Robert Siebert, Eastchester superintendent, expressed regret for the delays in restoring the Currans’ yard – and others in the area. But he ascribed them to the involvement of a slow-moving Department of Environmental Conservation.
And like several local officials, he argued that the fill-for-fields deals have worked out relatively well for the community as a whole. Building a new field typically costs around $1 million and the Eastchester schools, thus far, have spent just over $1 million on three fields.
At this point, Mr. Siebert said, the controversy is really old news. “Our community worked its way through this a long time ago and I think our community knows these fields are safe,” he said, adding later, “Unfortunately, the comptroller’s report dredges it all up again.”
But the matter is in fact far from settled. A small army of lawyers have filed a series of lawsuits and countersuits connected with fill-for-fields in recent months, raising the prospect of years of litigation and millions of dollars in settlements or jury awards. And court records show that Goodwill’s problems extend beyond Westchester, with contractors filing suits related to projects as far away as Queens and Shelton, Conn.
The dispute that has dragged on for two years, it seems, will not die. And the fate of the Woodlands High Falcons, locked out of their handsome field, remains uncertain.
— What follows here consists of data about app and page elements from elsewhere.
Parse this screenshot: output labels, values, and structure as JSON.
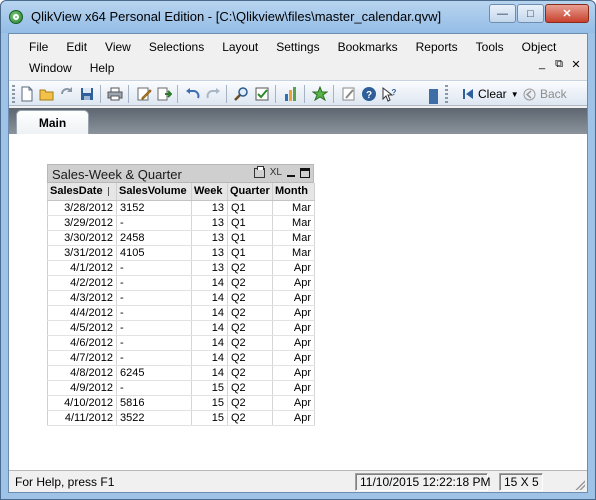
{
  "window": {
    "title": "QlikView x64 Personal Edition - [C:\\Qlikview\\files\\master_calendar.qvw]",
    "controls": {
      "minimize": "—",
      "maximize": "□",
      "close": "✕"
    }
  },
  "menu": {
    "row1": [
      "File",
      "Edit",
      "View",
      "Selections",
      "Layout",
      "Settings",
      "Bookmarks",
      "Reports",
      "Tools",
      "Object"
    ],
    "row2": [
      "Window",
      "Help"
    ],
    "mdi_controls": [
      "_",
      "⧉",
      "✕"
    ]
  },
  "toolbar": {
    "icons": [
      "new-icon",
      "open-icon",
      "reload-icon",
      "save-icon",
      "print-icon",
      "edit-script-icon",
      "reload-data-icon",
      "undo-icon",
      "redo-icon",
      "search-icon",
      "selections-icon",
      "chart-icon",
      "bookmark-star-icon",
      "edit-icon",
      "help-icon",
      "whats-this-icon"
    ],
    "clear_label": "Clear",
    "back_label": "Back"
  },
  "tabs": [
    {
      "label": "Main",
      "active": true
    }
  ],
  "tablebox": {
    "title": "Sales-Week & Quarter",
    "caption_icons": [
      "print-icon",
      "xl-icon",
      "minimize-icon",
      "maximize-icon"
    ],
    "xl_label": "XL",
    "columns": [
      "SalesDate",
      "SalesVolume",
      "Week",
      "Quarter",
      "Month"
    ],
    "rows": [
      [
        "3/28/2012",
        "3152",
        "13",
        "Q1",
        "Mar"
      ],
      [
        "3/29/2012",
        "-",
        "13",
        "Q1",
        "Mar"
      ],
      [
        "3/30/2012",
        "2458",
        "13",
        "Q1",
        "Mar"
      ],
      [
        "3/31/2012",
        "4105",
        "13",
        "Q1",
        "Mar"
      ],
      [
        "4/1/2012",
        "-",
        "13",
        "Q2",
        "Apr"
      ],
      [
        "4/2/2012",
        "-",
        "14",
        "Q2",
        "Apr"
      ],
      [
        "4/3/2012",
        "-",
        "14",
        "Q2",
        "Apr"
      ],
      [
        "4/4/2012",
        "-",
        "14",
        "Q2",
        "Apr"
      ],
      [
        "4/5/2012",
        "-",
        "14",
        "Q2",
        "Apr"
      ],
      [
        "4/6/2012",
        "-",
        "14",
        "Q2",
        "Apr"
      ],
      [
        "4/7/2012",
        "-",
        "14",
        "Q2",
        "Apr"
      ],
      [
        "4/8/2012",
        "6245",
        "14",
        "Q2",
        "Apr"
      ],
      [
        "4/9/2012",
        "-",
        "15",
        "Q2",
        "Apr"
      ],
      [
        "4/10/2012",
        "5816",
        "15",
        "Q2",
        "Apr"
      ],
      [
        "4/11/2012",
        "3522",
        "15",
        "Q2",
        "Apr"
      ]
    ]
  },
  "status": {
    "help_text": "For Help, press F1",
    "timestamp": "11/10/2015 12:22:18 PM",
    "dimensions": "15 X 5"
  },
  "colors": {
    "title_bar": "#9ec3e6",
    "close_button": "#c8412d",
    "caption": "#cfcfcf",
    "tab_strip": "#6b737c"
  }
}
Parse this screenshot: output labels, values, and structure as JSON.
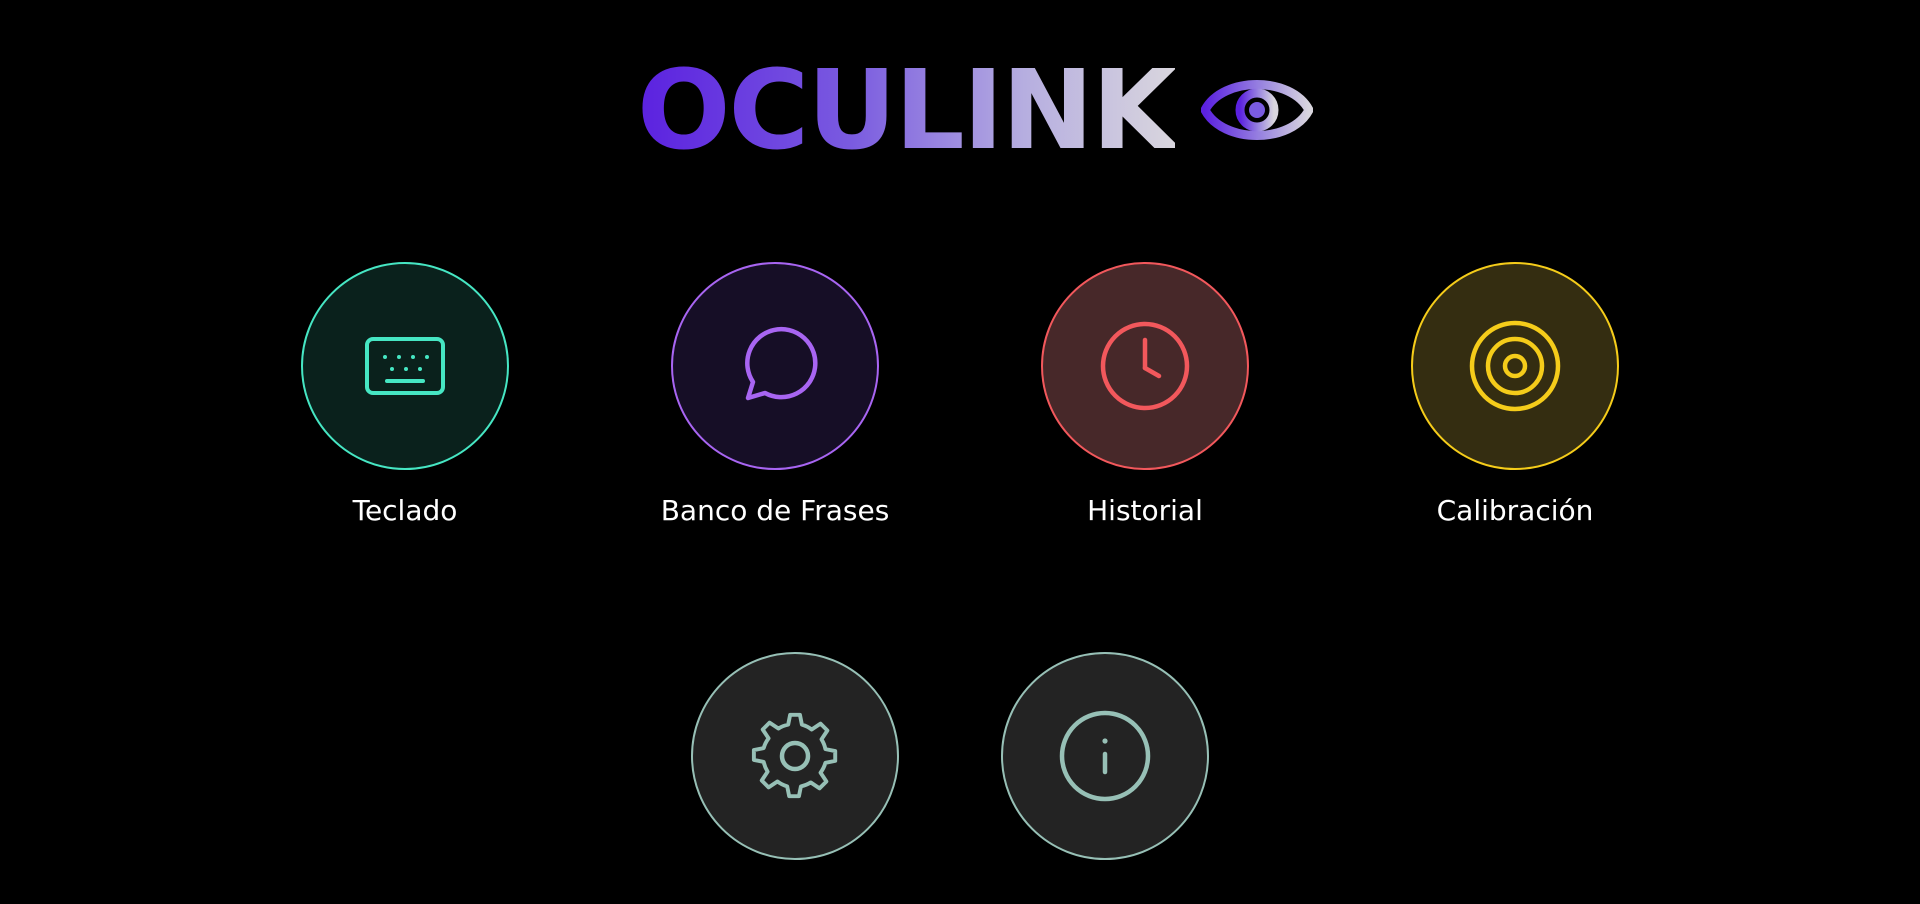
{
  "header": {
    "app_title": "OCULINK",
    "logo_icon": "eye-icon",
    "gradient_colors": [
      "#5b21e0",
      "#7a5be0",
      "#b6aee0",
      "#d9d6de"
    ]
  },
  "menu": {
    "items": [
      {
        "label": "Teclado",
        "icon": "keyboard-icon",
        "accent": "#46e6c3"
      },
      {
        "label": "Banco de Frases",
        "icon": "chat-bubble-icon",
        "accent": "#a865f2"
      },
      {
        "label": "Historial",
        "icon": "clock-icon",
        "accent": "#f2585c"
      },
      {
        "label": "Calibración",
        "icon": "target-icon",
        "accent": "#f5cc1a"
      }
    ]
  },
  "secondary": {
    "items": [
      {
        "icon": "gear-icon",
        "accent": "#97c0b6"
      },
      {
        "icon": "info-icon",
        "accent": "#97c0b6"
      }
    ]
  }
}
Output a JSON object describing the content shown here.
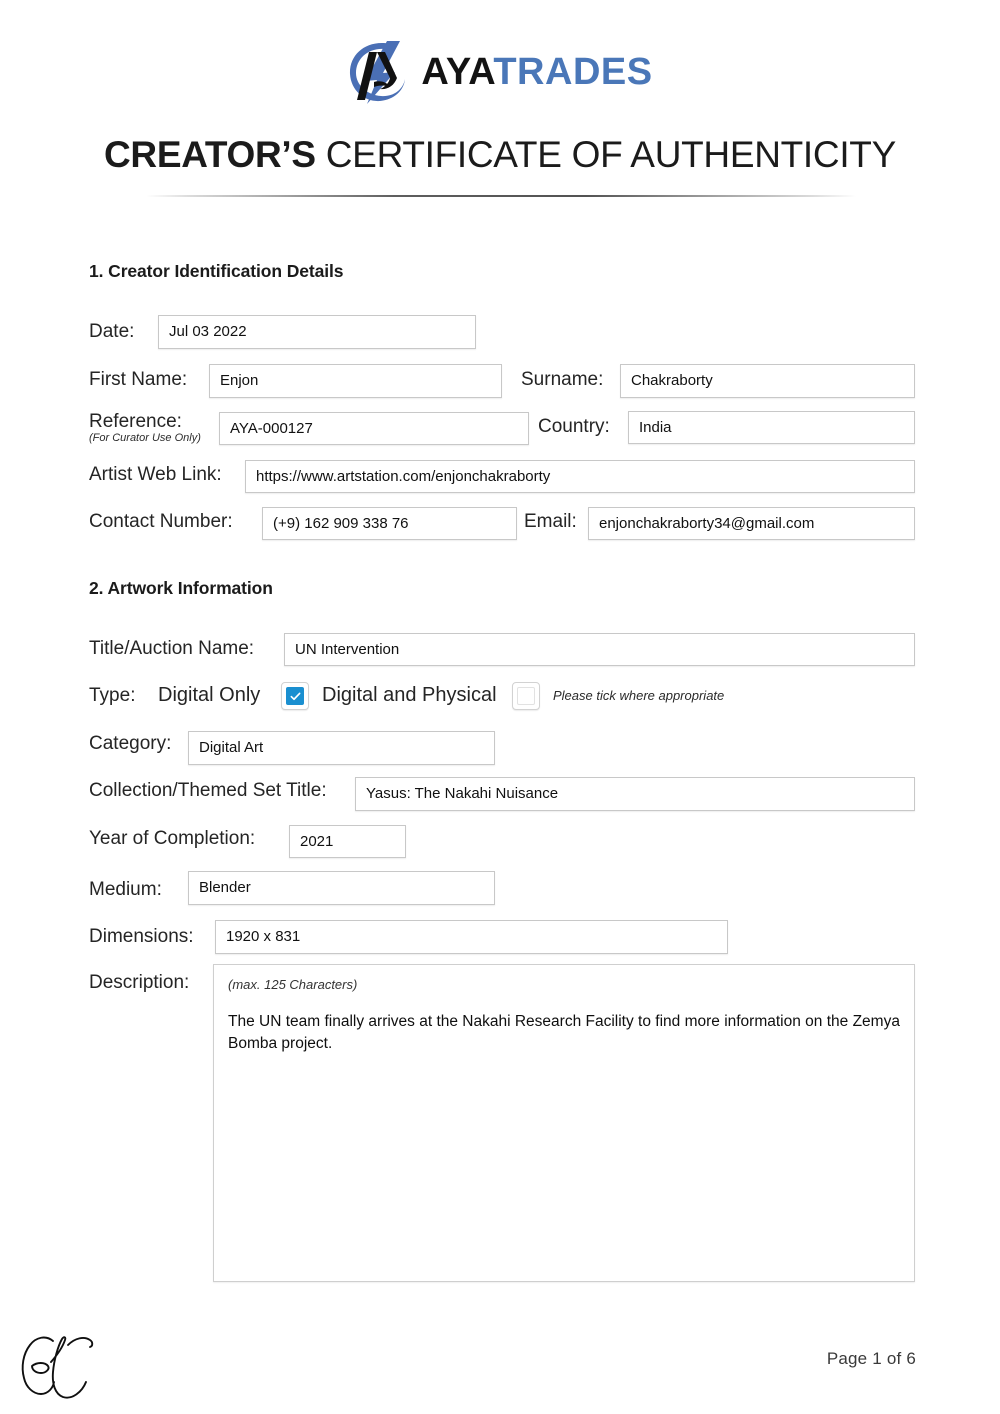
{
  "brand": {
    "logo_icon": "ayatrades-swoosh-logo",
    "name_dark": "AYA",
    "name_accent": "TRADES",
    "accent_color": "#4a77b8",
    "dark_color": "#131313"
  },
  "document": {
    "title_strong": "CREATOR’S",
    "title_light": "CERTIFICATE OF AUTHENTICITY"
  },
  "section1": {
    "heading": "1. Creator Identification Details",
    "fields": {
      "date_label": "Date:",
      "date_value": "Jul 03 2022",
      "first_name_label": "First Name:",
      "first_name_value": "Enjon",
      "surname_label": "Surname:",
      "surname_value": "Chakraborty",
      "reference_label": "Reference:",
      "reference_sublabel": "(For Curator Use Only)",
      "reference_value": "AYA-000127",
      "country_label": "Country:",
      "country_value": "India",
      "web_link_label": "Artist Web Link:",
      "web_link_value": "https://www.artstation.com/enjonchakraborty",
      "contact_label": "Contact Number:",
      "contact_value": "(+9) 162 909 338 76",
      "email_label": "Email:",
      "email_value": "enjonchakraborty34@gmail.com"
    }
  },
  "section2": {
    "heading": "2. Artwork Information",
    "fields": {
      "title_label": "Title/Auction Name:",
      "title_value": "UN Intervention",
      "type_label": "Type:",
      "type_option_1": "Digital Only",
      "type_option_2": "Digital and Physical",
      "type_hint": "Please tick where appropriate",
      "type_option_1_checked": true,
      "type_option_2_checked": false,
      "checkbox_accent": "#1a8fd0",
      "category_label": "Category:",
      "category_value": "Digital Art",
      "collection_label": "Collection/Themed Set Title:",
      "collection_value": "Yasus: The Nakahi Nuisance",
      "year_label": "Year of Completion:",
      "year_value": "2021",
      "medium_label": "Medium:",
      "medium_value": "Blender",
      "dimensions_label": "Dimensions:",
      "dimensions_value": "1920 x 831",
      "description_label": "Description:",
      "description_hint": "(max. 125 Characters)",
      "description_value": "The UN team finally arrives at the Nakahi Research Facility to find more information on the Zemya Bomba project."
    }
  },
  "footer": {
    "signature_icon": "handwritten-signature-ec",
    "page_number": "Page 1 of 6"
  }
}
An article last Sunday about a dispute over the construction of school athletic fields referred to a breach-of-contract lawsuit filed by Dirtman Enterprises, a Mahopac broker for construction-site dirt, against the Goodwill Sports Association, a nonprofit group that sought to donate new or refurbished fields to school districts. The article also mentioned Goodwill’s countersuit, which contended that Dirtman had not properly documented the source of landfill, had dumped excess dirt and debris at school sites, had hid profits and had harassed and threatened subcontractors who succeeded it. The article should have reported that the countersuit was dismissed on the merits. The article also should have reported that Dirtman won its breach-of-contract suit and that the State Supreme Court awarded it $250,000 for past damages; a ruling on future damages is pending.